  1. Who can sign a contract using a vacation rental (for example, Airbnb or VRBO)?

    If the contract is in the traveler's name, the traveler is responsible for signing the contract as assumes responsibility for the rental. If the contract is in the name of the Regents of the University of Minnesota, then it must be signed by someone granted "FN04, Purchase of goods and standard services up to $49,999" level authority for the DeptID being charged. Delegations are listed in the Delegation of Authority library.

Meals & Incidentals

  1. Where are the per diem rates located?
    Location of Travel Per Diem Rates
    Domestic Travel U.S. General Services Administration (GSA)
    Hawaii and Alaska  Department of Defense
    • The University uses the Maximum Lodging, Local Meals and Local Incidentals.
    International Travel U.S. Department of State
  2. What amount do I use if I cannot find my destination city on the website – (for Domestic & International)?

    Use the "Other" rate provided.

  3. The per diem sites mention incidentals. Is that amount included in the daily meal per diem total and can I claim it – (for Domestic & International)?

    The Meals and Incidental Expenses (M&IE) rate table lists a separate amount for incidental expenses. Travelers can claim this amount for each day of travel for domestic and international travel.

  4. The conference includes a continental breakfast (rolls, juice, coffee, etc.). Can I eat a full breakfast elsewhere and claim the per diem?

    No, unless there is a business or health or religious reason for an alternate meal.

  5. Are there limitations on how to spend the per diem?

    The purpose of per diem is to reimburse employees a flat rate for travel related meal expenses. Broad discretion is granted to travelers on how and where the per diem is spent. However, the University will not reimburse for documented alcohol expenses.

  6. While campuses, colleges, and departments may not establish policies different from the University's policy, can travelers claim less than the per diem?

    At the traveler's discretion, they may choose to claim less than the per diem allowed.

  7. An employee travels for University business from Sunday to Wednesday and personal travel from Wednesday to Sunday.  What days do we reimburse meal per diems and how much?

    The employee would be reimbursed 75% of the meal per diem for Sunday and Wednesday (their first and last days of business travel) and full per diem for Monday and Tuesday.

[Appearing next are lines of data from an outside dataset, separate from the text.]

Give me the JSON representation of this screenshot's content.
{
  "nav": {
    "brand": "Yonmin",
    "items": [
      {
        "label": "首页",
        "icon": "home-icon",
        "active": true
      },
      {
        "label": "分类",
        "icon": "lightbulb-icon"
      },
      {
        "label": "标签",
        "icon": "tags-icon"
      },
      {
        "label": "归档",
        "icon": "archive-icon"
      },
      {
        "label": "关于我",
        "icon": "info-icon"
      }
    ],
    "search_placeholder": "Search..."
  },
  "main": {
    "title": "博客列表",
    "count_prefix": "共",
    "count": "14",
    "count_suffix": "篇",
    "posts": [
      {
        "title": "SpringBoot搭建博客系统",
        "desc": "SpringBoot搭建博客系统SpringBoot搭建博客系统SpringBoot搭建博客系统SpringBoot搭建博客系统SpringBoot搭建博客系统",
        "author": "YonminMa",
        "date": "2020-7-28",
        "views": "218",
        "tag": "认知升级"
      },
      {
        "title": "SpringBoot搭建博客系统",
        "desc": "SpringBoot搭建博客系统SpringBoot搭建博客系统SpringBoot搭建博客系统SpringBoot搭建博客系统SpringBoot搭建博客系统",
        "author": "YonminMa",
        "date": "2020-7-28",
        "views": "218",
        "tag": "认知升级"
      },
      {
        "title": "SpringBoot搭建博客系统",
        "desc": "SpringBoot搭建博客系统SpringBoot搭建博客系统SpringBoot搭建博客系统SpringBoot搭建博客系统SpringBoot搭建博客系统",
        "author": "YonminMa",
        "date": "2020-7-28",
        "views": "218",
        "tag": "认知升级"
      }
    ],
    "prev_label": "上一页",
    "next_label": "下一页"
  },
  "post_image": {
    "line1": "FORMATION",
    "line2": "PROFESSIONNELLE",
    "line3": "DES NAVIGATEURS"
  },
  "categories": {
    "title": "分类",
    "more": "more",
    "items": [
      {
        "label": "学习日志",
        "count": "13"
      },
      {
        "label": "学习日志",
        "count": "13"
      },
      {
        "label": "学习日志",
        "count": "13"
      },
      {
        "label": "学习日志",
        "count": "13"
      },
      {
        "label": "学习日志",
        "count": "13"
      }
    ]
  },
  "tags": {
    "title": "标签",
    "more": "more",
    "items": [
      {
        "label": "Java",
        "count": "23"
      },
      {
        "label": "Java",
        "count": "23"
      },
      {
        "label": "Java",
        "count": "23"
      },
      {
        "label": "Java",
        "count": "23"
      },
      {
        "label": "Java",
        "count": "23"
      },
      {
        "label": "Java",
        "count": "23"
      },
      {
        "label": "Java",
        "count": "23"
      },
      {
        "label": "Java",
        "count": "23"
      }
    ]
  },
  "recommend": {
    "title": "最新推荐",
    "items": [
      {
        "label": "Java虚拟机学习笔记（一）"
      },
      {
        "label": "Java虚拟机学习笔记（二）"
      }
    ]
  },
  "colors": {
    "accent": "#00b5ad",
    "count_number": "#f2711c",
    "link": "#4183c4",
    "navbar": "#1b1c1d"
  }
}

  8. The travel arrived home at 1am in the morning. What do they get per diem for that day?

    The last day of travel is when the traveler arrives at home or place of work, regardless of the time that they arrive there. So if a traveler arrives home at 12:45am local time on Wednesday, their official last day of travel is Wednesday. They are then allowed up to 75% of Wednesday meal per diem. If the travel chooses to not take any per diem that day, they would still get 100% per diem for Tuesday.